How Piers Morgan Sold Donald Trump to the U.K.
Trump told Morgan that, if elected president, he won’t have a good relationship with the British PM, and denies lusting after Princess Diana.
In a bar room interview screened in the UK on Tuesday evening, just hours ahead of his much-hyped sit-down with Megyn Kelly on Fox in the US, Trump was his usual abrasive self.
And Morgan—a longtime friend of Trump’s, and previous winner of Celebrity Apprentice—just loved it.
Several of the most news-worthy soundbites from Piers Morgan Meets Donald Trump had already been widely trailed, such as the presumptive Republican presidential nominee warning he won’t have a good relationship with British Prime Minister David Cameron if he’s elected (Cameron called Trump’s comments on Muslims “stupid, divisive and wrong”) and Trump’s bizarre attack on the intelligence of London Mayor Sadiq Khan.
Shortly after taking office, Khan criticized Trump’s views of Islam as ignorant—but in his interview with Morgan, Trump attempted to turn the tables on Khan and said Khan’s remarks that he was ‘stupid’ were ‘nasty’.
“Let's take an I.Q. test,” Trump said Monday, adding that Khan had never met him and “doesn’t know what I’m all about.”
“I think they're very rude statements and frankly, tell him, I will remember those statements. They’re very nasty statements.”
Trump did not seek to engineer a particularly presidential image, instead shooting the interview perched on a bar stool with rows of gleaming optics behind him.

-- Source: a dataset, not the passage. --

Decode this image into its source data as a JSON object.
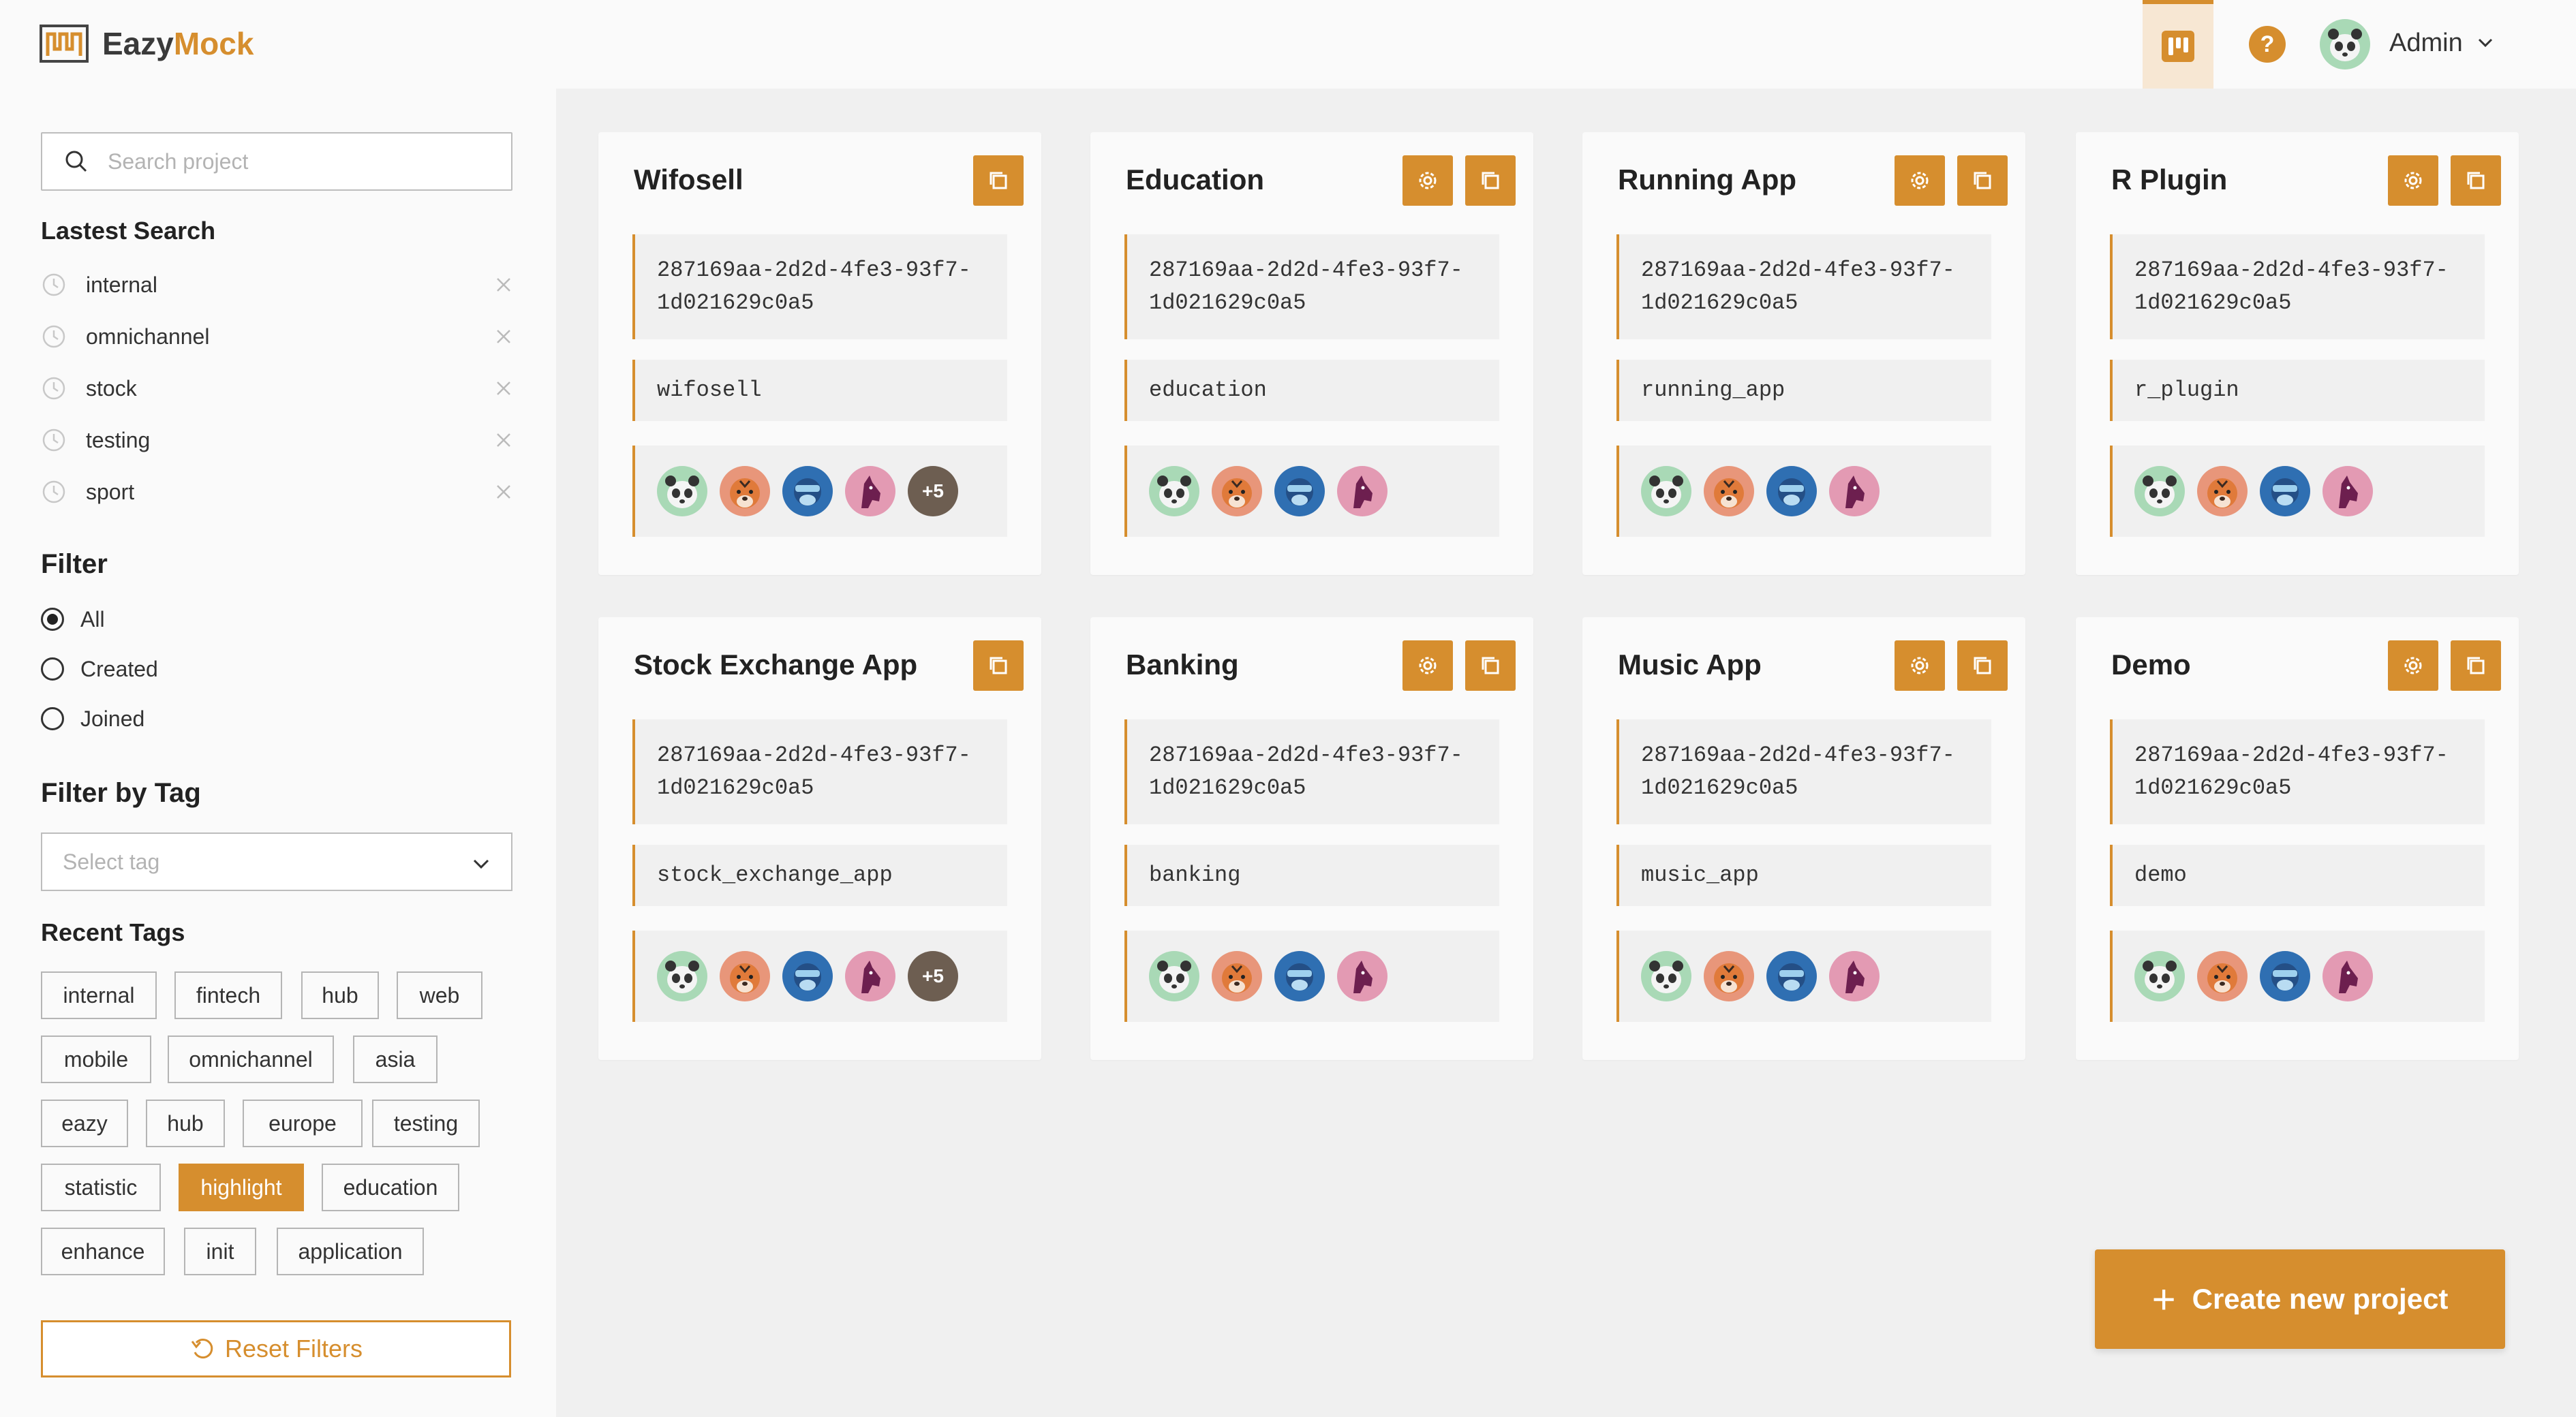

He denied the rumor he had lusted after Princess Diana.
“Totally false, so false. I liked her. I met her in New York once…I did respect her, but I had no interest from that standpoint. But I did meet her once and I thought she was lovely.”
Trump laid into Hilary Clinton, describing her as “a very flawed candidate--horrible on jobs,” and denied he had ever been “good friends” with the Clintons, saying, “I knew everybody, I knew every politician, it was part of what I had to do.”
Trump showed few signs of rowing back on his remarks on banning Muslims from entering the United States, saying, “We have a tremendous problem with radical Islamic terror and it’s not people from Sweden who are doing the damage…there is something going on that is not good.”
Asked if he regretted his remarks on banning Muslims from entering America, he said, “It got people thinking. I’m not against any religion but there is something very bad going on there and we have to get to the bottom of it.”
Asked how he expected moderate, law-abiding Muslims to react to his remarks, he said they needed to “turn in” terrorists, saying, “They know what's going on, if they don’t turn them in it’s going to be very hard to get along.”
Trump said that he had been against the various wars that America has involved itself in in the Middle East, remarking, “15 years ago, if our presidents had all gone to the beach and done nothing, we’d be in a better place than we are today.
“Bush got us into it, it was a terrible thing that happened, and Obama, the way he got out, was a disaster.”
Trump added that there was however a “moral obligation” to help people left in the war-torn regions, adding, “I love people. I respect people. I am a nice person. I like to help people. Most people don’t know that.”